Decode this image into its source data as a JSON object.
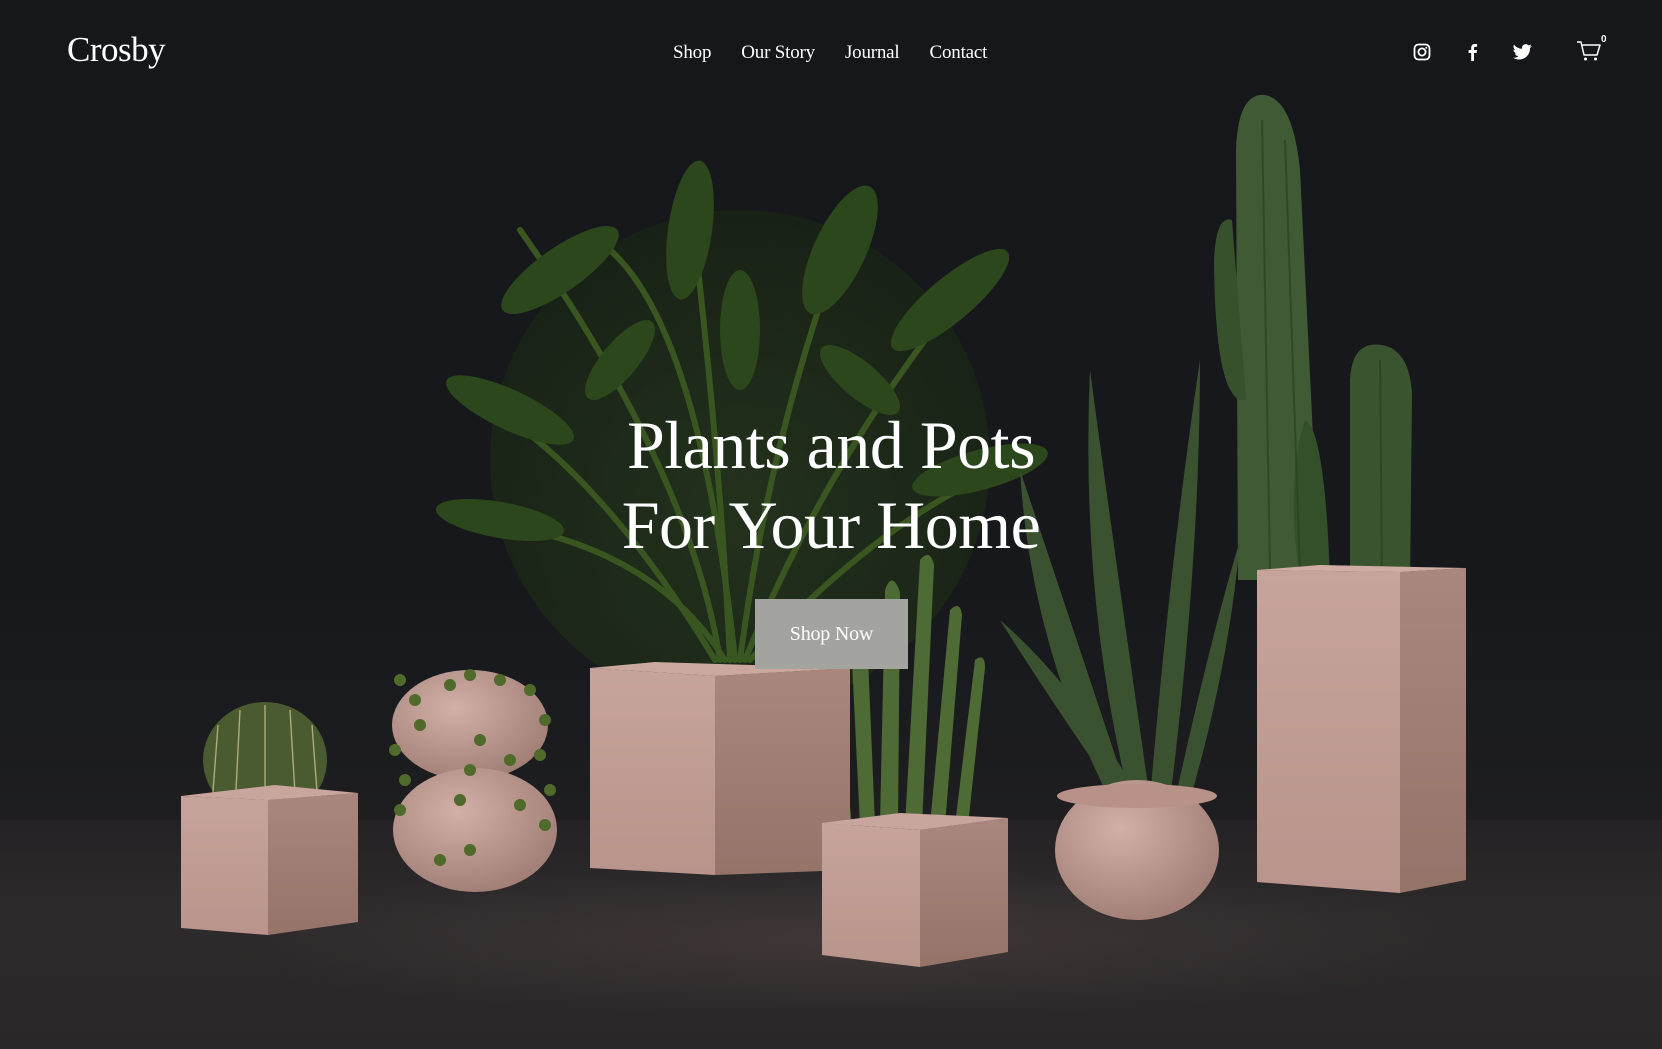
{
  "brand": {
    "logo_text": "Crosby"
  },
  "nav": {
    "items": [
      {
        "label": "Shop"
      },
      {
        "label": "Our Story"
      },
      {
        "label": "Journal"
      },
      {
        "label": "Contact"
      }
    ]
  },
  "social": {
    "icons": [
      "instagram-icon",
      "facebook-icon",
      "twitter-icon"
    ],
    "cart_count": "0"
  },
  "hero": {
    "headline_line1": "Plants and Pots",
    "headline_line2": "For Your Home",
    "cta_label": "Shop Now"
  },
  "colors": {
    "background": "#16181b",
    "pot": "#c9a89f",
    "button": "#a3a3a0",
    "text": "#ffffff"
  }
}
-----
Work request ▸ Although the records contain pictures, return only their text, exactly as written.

Finished task ▸
Decode this image into its source data as a JSON object.
{
  "brand": {
    "logo_text": "Crosby"
  },
  "nav": {
    "items": [
      {
        "label": "Shop"
      },
      {
        "label": "Our Story"
      },
      {
        "label": "Journal"
      },
      {
        "label": "Contact"
      }
    ]
  },
  "social": {
    "icons": [
      "instagram-icon",
      "facebook-icon",
      "twitter-icon"
    ],
    "cart_count": "0"
  },
  "hero": {
    "headline_line1": "Plants and Pots",
    "headline_line2": "For Your Home",
    "cta_label": "Shop Now"
  },
  "colors": {
    "background": "#16181b",
    "pot": "#c9a89f",
    "button": "#a3a3a0",
    "text": "#ffffff"
  }
}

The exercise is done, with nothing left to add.